━━━ Records for this exercise ━━━

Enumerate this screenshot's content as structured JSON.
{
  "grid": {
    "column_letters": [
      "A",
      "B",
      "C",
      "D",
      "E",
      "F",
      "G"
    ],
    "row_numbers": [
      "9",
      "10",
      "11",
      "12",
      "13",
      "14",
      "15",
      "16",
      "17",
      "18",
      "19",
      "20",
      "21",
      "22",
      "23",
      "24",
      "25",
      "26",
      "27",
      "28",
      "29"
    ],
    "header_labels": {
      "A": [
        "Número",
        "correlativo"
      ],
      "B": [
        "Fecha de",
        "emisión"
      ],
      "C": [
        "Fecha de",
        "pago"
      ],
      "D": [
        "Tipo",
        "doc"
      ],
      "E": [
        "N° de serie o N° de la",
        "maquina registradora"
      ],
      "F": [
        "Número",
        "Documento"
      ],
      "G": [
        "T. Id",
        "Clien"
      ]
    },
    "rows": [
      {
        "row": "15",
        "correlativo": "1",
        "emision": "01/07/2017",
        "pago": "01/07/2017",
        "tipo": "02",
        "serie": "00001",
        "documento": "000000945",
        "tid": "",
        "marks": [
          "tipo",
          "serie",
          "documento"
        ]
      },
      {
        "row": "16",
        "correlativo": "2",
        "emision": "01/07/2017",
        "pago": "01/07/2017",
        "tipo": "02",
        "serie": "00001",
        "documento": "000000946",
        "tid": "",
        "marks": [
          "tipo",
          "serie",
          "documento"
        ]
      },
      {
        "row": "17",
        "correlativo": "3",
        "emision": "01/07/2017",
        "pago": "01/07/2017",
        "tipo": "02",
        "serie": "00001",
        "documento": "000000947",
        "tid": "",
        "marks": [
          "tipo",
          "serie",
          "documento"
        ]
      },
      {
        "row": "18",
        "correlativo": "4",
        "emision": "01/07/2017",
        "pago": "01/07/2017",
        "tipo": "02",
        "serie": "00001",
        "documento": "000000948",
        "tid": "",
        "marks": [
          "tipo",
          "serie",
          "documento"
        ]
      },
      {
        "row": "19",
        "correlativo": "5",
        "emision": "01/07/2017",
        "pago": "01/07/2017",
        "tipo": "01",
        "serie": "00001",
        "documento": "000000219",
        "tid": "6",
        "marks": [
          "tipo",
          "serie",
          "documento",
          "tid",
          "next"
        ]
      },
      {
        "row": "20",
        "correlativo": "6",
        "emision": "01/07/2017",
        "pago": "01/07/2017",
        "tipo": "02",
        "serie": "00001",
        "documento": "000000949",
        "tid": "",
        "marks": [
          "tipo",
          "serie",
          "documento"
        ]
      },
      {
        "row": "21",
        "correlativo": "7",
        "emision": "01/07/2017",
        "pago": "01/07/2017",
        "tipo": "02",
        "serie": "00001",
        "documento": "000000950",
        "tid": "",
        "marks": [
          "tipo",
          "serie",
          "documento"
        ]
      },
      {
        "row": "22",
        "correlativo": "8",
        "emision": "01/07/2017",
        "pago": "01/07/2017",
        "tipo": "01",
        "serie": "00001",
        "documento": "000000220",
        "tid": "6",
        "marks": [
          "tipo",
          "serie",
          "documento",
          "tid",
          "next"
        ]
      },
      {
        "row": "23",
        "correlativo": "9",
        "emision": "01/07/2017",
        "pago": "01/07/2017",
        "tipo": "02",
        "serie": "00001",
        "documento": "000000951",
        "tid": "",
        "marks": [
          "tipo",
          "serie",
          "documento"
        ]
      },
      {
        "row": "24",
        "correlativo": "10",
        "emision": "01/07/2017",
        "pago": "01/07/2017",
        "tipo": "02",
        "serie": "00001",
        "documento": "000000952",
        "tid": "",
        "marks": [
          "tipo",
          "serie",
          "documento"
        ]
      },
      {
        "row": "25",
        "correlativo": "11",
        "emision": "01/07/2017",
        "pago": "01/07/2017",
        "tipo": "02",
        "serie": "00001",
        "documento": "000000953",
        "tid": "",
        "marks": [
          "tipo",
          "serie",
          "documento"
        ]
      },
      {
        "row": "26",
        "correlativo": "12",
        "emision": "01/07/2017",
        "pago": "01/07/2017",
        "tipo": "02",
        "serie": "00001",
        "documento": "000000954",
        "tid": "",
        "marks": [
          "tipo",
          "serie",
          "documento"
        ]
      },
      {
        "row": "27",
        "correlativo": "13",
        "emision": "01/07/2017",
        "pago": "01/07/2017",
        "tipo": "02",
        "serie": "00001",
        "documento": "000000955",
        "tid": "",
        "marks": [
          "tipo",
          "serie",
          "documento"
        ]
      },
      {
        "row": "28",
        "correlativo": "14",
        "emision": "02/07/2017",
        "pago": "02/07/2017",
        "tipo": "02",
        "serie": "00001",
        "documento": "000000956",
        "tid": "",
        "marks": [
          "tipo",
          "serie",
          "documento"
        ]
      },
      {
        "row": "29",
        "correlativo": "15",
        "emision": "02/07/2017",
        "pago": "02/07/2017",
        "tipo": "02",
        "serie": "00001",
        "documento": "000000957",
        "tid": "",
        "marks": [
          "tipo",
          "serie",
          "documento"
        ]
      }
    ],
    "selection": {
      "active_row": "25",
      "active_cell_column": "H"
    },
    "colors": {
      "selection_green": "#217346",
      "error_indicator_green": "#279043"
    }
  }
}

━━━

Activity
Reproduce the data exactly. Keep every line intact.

Answer to this exercise
Enumerate this screenshot's content as structured JSON.
{
  "grid": {
    "column_letters": [
      "A",
      "B",
      "C",
      "D",
      "E",
      "F",
      "G"
    ],
    "row_numbers": [
      "9",
      "10",
      "11",
      "12",
      "13",
      "14",
      "15",
      "16",
      "17",
      "18",
      "19",
      "20",
      "21",
      "22",
      "23",
      "24",
      "25",
      "26",
      "27",
      "28",
      "29"
    ],
    "header_labels": {
      "A": [
        "Número",
        "correlativo"
      ],
      "B": [
        "Fecha de",
        "emisión"
      ],
      "C": [
        "Fecha de",
        "pago"
      ],
      "D": [
        "Tipo",
        "doc"
      ],
      "E": [
        "N° de serie o N° de la",
        "maquina registradora"
      ],
      "F": [
        "Número",
        "Documento"
      ],
      "G": [
        "T. Id",
        "Clien"
      ]
    },
    "rows": [
      {
        "row": "15",
        "correlativo": "1",
        "emision": "01/07/2017",
        "pago": "01/07/2017",
        "tipo": "02",
        "serie": "00001",
        "documento": "000000945",
        "tid": "",
        "marks": [
          "tipo",
          "serie",
          "documento"
        ]
      },
      {
        "row": "16",
        "correlativo": "2",
        "emision": "01/07/2017",
        "pago": "01/07/2017",
        "tipo": "02",
        "serie": "00001",
        "documento": "000000946",
        "tid": "",
        "marks": [
          "tipo",
          "serie",
          "documento"
        ]
      },
      {
        "row": "17",
        "correlativo": "3",
        "emision": "01/07/2017",
        "pago": "01/07/2017",
        "tipo": "02",
        "serie": "00001",
        "documento": "000000947",
        "tid": "",
        "marks": [
          "tipo",
          "serie",
          "documento"
        ]
      },
      {
        "row": "18",
        "correlativo": "4",
        "emision": "01/07/2017",
        "pago": "01/07/2017",
        "tipo": "02",
        "serie": "00001",
        "documento": "000000948",
        "tid": "",
        "marks": [
          "tipo",
          "serie",
          "documento"
        ]
      },
      {
        "row": "19",
        "correlativo": "5",
        "emision": "01/07/2017",
        "pago": "01/07/2017",
        "tipo": "01",
        "serie": "00001",
        "documento": "000000219",
        "tid": "6",
        "marks": [
          "tipo",
          "serie",
          "documento",
          "tid",
          "next"
        ]
      },
      {
        "row": "20",
        "correlativo": "6",
        "emision": "01/07/2017",
        "pago": "01/07/2017",
        "tipo": "02",
        "serie": "00001",
        "documento": "000000949",
        "tid": "",
        "marks": [
          "tipo",
          "serie",
          "documento"
        ]
      },
      {
        "row": "21",
        "correlativo": "7",
        "emision": "01/07/2017",
        "pago": "01/07/2017",
        "tipo": "02",
        "serie": "00001",
        "documento": "000000950",
        "tid": "",
        "marks": [
          "tipo",
          "serie",
          "documento"
        ]
      },
      {
        "row": "22",
        "correlativo": "8",
        "emision": "01/07/2017",
        "pago": "01/07/2017",
        "tipo": "01",
        "serie": "00001",
        "documento": "000000220",
        "tid": "6",
        "marks": [
          "tipo",
          "serie",
          "documento",
          "tid",
          "next"
        ]
      },
      {
        "row": "23",
        "correlativo": "9",
        "emision": "01/07/2017",
        "pago": "01/07/2017",
        "tipo": "02",
        "serie": "00001",
        "documento": "000000951",
        "tid": "",
        "marks": [
          "tipo",
          "serie",
          "documento"
        ]
      },
      {
        "row": "24",
        "correlativo": "10",
        "emision": "01/07/2017",
        "pago": "01/07/2017",
        "tipo": "02",
        "serie": "00001",
        "documento": "000000952",
        "tid": "",
        "marks": [
          "tipo",
          "serie",
          "documento"
        ]
      },
      {
        "row": "25",
        "correlativo": "11",
        "emision": "01/07/2017",
        "pago": "01/07/2017",
        "tipo": "02",
        "serie": "00001",
        "documento": "000000953",
        "tid": "",
        "marks": [
          "tipo",
          "serie",
          "documento"
        ]
      },
      {
        "row": "26",
        "correlativo": "12",
        "emision": "01/07/2017",
        "pago": "01/07/2017",
        "tipo": "02",
        "serie": "00001",
        "documento": "000000954",
        "tid": "",
        "marks": [
          "tipo",
          "serie",
          "documento"
        ]
      },
      {
        "row": "27",
        "correlativo": "13",
        "emision": "01/07/2017",
        "pago": "01/07/2017",
        "tipo": "02",
        "serie": "00001",
        "documento": "000000955",
        "tid": "",
        "marks": [
          "tipo",
          "serie",
          "documento"
        ]
      },
      {
        "row": "28",
        "correlativo": "14",
        "emision": "02/07/2017",
        "pago": "02/07/2017",
        "tipo": "02",
        "serie": "00001",
        "documento": "000000956",
        "tid": "",
        "marks": [
          "tipo",
          "serie",
          "documento"
        ]
      },
      {
        "row": "29",
        "correlativo": "15",
        "emision": "02/07/2017",
        "pago": "02/07/2017",
        "tipo": "02",
        "serie": "00001",
        "documento": "000000957",
        "tid": "",
        "marks": [
          "tipo",
          "serie",
          "documento"
        ]
      }
    ],
    "selection": {
      "active_row": "25",
      "active_cell_column": "H"
    },
    "colors": {
      "selection_green": "#217346",
      "error_indicator_green": "#279043"
    }
  }
}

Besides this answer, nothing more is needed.